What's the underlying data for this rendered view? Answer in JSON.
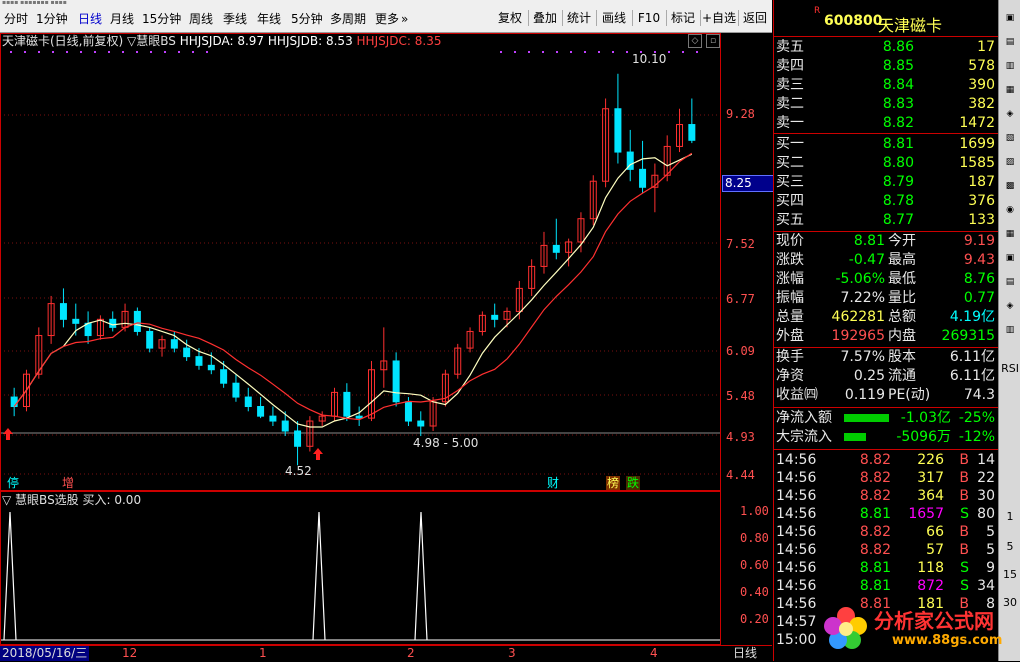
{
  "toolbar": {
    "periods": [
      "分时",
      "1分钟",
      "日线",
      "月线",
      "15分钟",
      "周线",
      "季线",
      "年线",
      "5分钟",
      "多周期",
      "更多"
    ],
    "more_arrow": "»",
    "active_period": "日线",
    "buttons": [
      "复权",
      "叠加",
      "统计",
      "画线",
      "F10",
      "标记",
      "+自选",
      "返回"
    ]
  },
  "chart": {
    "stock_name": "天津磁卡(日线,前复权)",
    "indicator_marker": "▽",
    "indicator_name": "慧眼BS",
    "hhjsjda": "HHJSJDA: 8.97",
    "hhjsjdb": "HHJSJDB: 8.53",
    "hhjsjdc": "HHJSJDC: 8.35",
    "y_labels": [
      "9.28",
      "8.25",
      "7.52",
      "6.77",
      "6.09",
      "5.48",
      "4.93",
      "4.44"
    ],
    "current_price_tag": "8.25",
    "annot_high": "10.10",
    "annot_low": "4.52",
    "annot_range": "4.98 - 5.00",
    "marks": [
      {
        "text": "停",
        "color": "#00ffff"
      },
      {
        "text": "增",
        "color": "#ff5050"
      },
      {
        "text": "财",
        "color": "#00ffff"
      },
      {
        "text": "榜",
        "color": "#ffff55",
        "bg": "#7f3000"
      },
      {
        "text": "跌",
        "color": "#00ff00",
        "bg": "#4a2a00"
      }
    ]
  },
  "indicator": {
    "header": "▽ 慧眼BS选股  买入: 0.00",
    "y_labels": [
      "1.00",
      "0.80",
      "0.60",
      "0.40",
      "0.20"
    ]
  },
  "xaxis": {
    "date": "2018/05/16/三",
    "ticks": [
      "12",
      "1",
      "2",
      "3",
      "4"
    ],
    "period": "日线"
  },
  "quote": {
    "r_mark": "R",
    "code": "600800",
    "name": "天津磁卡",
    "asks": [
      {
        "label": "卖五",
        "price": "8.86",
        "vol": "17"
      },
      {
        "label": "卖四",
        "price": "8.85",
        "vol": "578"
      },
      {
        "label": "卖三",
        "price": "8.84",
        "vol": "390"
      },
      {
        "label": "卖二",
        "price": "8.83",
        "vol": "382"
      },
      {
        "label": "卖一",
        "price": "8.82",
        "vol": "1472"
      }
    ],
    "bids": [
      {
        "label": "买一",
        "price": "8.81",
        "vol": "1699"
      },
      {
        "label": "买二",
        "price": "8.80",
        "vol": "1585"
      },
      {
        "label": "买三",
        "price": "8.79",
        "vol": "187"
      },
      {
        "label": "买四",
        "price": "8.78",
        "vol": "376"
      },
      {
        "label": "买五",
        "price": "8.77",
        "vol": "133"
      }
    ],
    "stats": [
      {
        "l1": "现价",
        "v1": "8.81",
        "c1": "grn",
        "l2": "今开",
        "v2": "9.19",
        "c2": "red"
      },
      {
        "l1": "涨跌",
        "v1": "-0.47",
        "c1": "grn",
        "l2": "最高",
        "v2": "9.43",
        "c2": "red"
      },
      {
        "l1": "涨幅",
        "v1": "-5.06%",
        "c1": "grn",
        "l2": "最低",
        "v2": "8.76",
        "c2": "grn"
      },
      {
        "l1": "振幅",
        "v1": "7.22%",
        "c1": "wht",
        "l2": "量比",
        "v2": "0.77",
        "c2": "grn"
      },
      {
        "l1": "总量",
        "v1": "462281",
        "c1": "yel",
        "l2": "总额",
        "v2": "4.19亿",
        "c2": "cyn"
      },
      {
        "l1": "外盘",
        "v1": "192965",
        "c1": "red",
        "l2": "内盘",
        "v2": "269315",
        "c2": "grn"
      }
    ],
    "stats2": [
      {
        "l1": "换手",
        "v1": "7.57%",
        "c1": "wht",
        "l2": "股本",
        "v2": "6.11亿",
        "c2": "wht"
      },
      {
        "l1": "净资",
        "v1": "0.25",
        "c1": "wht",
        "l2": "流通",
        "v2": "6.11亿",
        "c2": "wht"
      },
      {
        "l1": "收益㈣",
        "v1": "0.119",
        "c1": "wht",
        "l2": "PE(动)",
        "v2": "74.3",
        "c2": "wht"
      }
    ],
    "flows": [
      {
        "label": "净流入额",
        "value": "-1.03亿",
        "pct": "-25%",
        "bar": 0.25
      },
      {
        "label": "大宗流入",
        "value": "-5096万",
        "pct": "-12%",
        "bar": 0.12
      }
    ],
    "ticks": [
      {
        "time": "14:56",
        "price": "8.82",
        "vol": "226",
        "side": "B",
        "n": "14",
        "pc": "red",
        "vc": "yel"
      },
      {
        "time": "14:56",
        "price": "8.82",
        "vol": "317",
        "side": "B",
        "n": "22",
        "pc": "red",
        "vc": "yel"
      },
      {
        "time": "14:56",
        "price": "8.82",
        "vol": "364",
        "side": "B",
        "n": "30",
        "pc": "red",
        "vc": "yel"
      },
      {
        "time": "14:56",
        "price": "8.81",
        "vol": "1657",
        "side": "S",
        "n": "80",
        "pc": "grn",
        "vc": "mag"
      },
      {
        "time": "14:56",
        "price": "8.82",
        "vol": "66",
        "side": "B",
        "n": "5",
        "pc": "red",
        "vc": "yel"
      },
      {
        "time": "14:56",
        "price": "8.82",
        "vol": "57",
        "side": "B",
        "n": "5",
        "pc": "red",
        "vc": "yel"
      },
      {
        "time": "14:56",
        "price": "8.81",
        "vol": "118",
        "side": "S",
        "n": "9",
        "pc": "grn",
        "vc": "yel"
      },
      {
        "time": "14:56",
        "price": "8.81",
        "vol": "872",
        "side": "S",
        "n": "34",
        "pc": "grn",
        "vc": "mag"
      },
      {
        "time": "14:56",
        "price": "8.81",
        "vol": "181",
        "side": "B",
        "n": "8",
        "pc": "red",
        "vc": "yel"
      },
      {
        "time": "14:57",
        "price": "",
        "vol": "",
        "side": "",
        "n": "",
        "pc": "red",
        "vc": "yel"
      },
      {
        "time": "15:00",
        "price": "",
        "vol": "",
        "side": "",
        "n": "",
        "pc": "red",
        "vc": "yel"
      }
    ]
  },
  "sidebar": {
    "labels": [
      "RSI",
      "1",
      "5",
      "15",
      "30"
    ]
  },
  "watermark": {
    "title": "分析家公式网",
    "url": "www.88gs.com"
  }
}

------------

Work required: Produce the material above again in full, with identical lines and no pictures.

Reply to the task:
What's the underlying data for this rendered view? Answer in JSON.
{
  "toolbar": {
    "periods": [
      "分时",
      "1分钟",
      "日线",
      "月线",
      "15分钟",
      "周线",
      "季线",
      "年线",
      "5分钟",
      "多周期",
      "更多"
    ],
    "more_arrow": "»",
    "active_period": "日线",
    "buttons": [
      "复权",
      "叠加",
      "统计",
      "画线",
      "F10",
      "标记",
      "+自选",
      "返回"
    ]
  },
  "chart": {
    "stock_name": "天津磁卡(日线,前复权)",
    "indicator_marker": "▽",
    "indicator_name": "慧眼BS",
    "hhjsjda": "HHJSJDA: 8.97",
    "hhjsjdb": "HHJSJDB: 8.53",
    "hhjsjdc": "HHJSJDC: 8.35",
    "y_labels": [
      "9.28",
      "8.25",
      "7.52",
      "6.77",
      "6.09",
      "5.48",
      "4.93",
      "4.44"
    ],
    "current_price_tag": "8.25",
    "annot_high": "10.10",
    "annot_low": "4.52",
    "annot_range": "4.98 - 5.00",
    "marks": [
      {
        "text": "停",
        "color": "#00ffff"
      },
      {
        "text": "增",
        "color": "#ff5050"
      },
      {
        "text": "财",
        "color": "#00ffff"
      },
      {
        "text": "榜",
        "color": "#ffff55",
        "bg": "#7f3000"
      },
      {
        "text": "跌",
        "color": "#00ff00",
        "bg": "#4a2a00"
      }
    ]
  },
  "indicator": {
    "header": "▽ 慧眼BS选股  买入: 0.00",
    "y_labels": [
      "1.00",
      "0.80",
      "0.60",
      "0.40",
      "0.20"
    ]
  },
  "xaxis": {
    "date": "2018/05/16/三",
    "ticks": [
      "12",
      "1",
      "2",
      "3",
      "4"
    ],
    "period": "日线"
  },
  "quote": {
    "r_mark": "R",
    "code": "600800",
    "name": "天津磁卡",
    "asks": [
      {
        "label": "卖五",
        "price": "8.86",
        "vol": "17"
      },
      {
        "label": "卖四",
        "price": "8.85",
        "vol": "578"
      },
      {
        "label": "卖三",
        "price": "8.84",
        "vol": "390"
      },
      {
        "label": "卖二",
        "price": "8.83",
        "vol": "382"
      },
      {
        "label": "卖一",
        "price": "8.82",
        "vol": "1472"
      }
    ],
    "bids": [
      {
        "label": "买一",
        "price": "8.81",
        "vol": "1699"
      },
      {
        "label": "买二",
        "price": "8.80",
        "vol": "1585"
      },
      {
        "label": "买三",
        "price": "8.79",
        "vol": "187"
      },
      {
        "label": "买四",
        "price": "8.78",
        "vol": "376"
      },
      {
        "label": "买五",
        "price": "8.77",
        "vol": "133"
      }
    ],
    "stats": [
      {
        "l1": "现价",
        "v1": "8.81",
        "c1": "grn",
        "l2": "今开",
        "v2": "9.19",
        "c2": "red"
      },
      {
        "l1": "涨跌",
        "v1": "-0.47",
        "c1": "grn",
        "l2": "最高",
        "v2": "9.43",
        "c2": "red"
      },
      {
        "l1": "涨幅",
        "v1": "-5.06%",
        "c1": "grn",
        "l2": "最低",
        "v2": "8.76",
        "c2": "grn"
      },
      {
        "l1": "振幅",
        "v1": "7.22%",
        "c1": "wht",
        "l2": "量比",
        "v2": "0.77",
        "c2": "grn"
      },
      {
        "l1": "总量",
        "v1": "462281",
        "c1": "yel",
        "l2": "总额",
        "v2": "4.19亿",
        "c2": "cyn"
      },
      {
        "l1": "外盘",
        "v1": "192965",
        "c1": "red",
        "l2": "内盘",
        "v2": "269315",
        "c2": "grn"
      }
    ],
    "stats2": [
      {
        "l1": "换手",
        "v1": "7.57%",
        "c1": "wht",
        "l2": "股本",
        "v2": "6.11亿",
        "c2": "wht"
      },
      {
        "l1": "净资",
        "v1": "0.25",
        "c1": "wht",
        "l2": "流通",
        "v2": "6.11亿",
        "c2": "wht"
      },
      {
        "l1": "收益㈣",
        "v1": "0.119",
        "c1": "wht",
        "l2": "PE(动)",
        "v2": "74.3",
        "c2": "wht"
      }
    ],
    "flows": [
      {
        "label": "净流入额",
        "value": "-1.03亿",
        "pct": "-25%",
        "bar": 0.25
      },
      {
        "label": "大宗流入",
        "value": "-5096万",
        "pct": "-12%",
        "bar": 0.12
      }
    ],
    "ticks": [
      {
        "time": "14:56",
        "price": "8.82",
        "vol": "226",
        "side": "B",
        "n": "14",
        "pc": "red",
        "vc": "yel"
      },
      {
        "time": "14:56",
        "price": "8.82",
        "vol": "317",
        "side": "B",
        "n": "22",
        "pc": "red",
        "vc": "yel"
      },
      {
        "time": "14:56",
        "price": "8.82",
        "vol": "364",
        "side": "B",
        "n": "30",
        "pc": "red",
        "vc": "yel"
      },
      {
        "time": "14:56",
        "price": "8.81",
        "vol": "1657",
        "side": "S",
        "n": "80",
        "pc": "grn",
        "vc": "mag"
      },
      {
        "time": "14:56",
        "price": "8.82",
        "vol": "66",
        "side": "B",
        "n": "5",
        "pc": "red",
        "vc": "yel"
      },
      {
        "time": "14:56",
        "price": "8.82",
        "vol": "57",
        "side": "B",
        "n": "5",
        "pc": "red",
        "vc": "yel"
      },
      {
        "time": "14:56",
        "price": "8.81",
        "vol": "118",
        "side": "S",
        "n": "9",
        "pc": "grn",
        "vc": "yel"
      },
      {
        "time": "14:56",
        "price": "8.81",
        "vol": "872",
        "side": "S",
        "n": "34",
        "pc": "grn",
        "vc": "mag"
      },
      {
        "time": "14:56",
        "price": "8.81",
        "vol": "181",
        "side": "B",
        "n": "8",
        "pc": "red",
        "vc": "yel"
      },
      {
        "time": "14:57",
        "price": "",
        "vol": "",
        "side": "",
        "n": "",
        "pc": "red",
        "vc": "yel"
      },
      {
        "time": "15:00",
        "price": "",
        "vol": "",
        "side": "",
        "n": "",
        "pc": "red",
        "vc": "yel"
      }
    ]
  },
  "sidebar": {
    "labels": [
      "RSI",
      "1",
      "5",
      "15",
      "30"
    ]
  },
  "watermark": {
    "title": "分析家公式网",
    "url": "www.88gs.com"
  }
}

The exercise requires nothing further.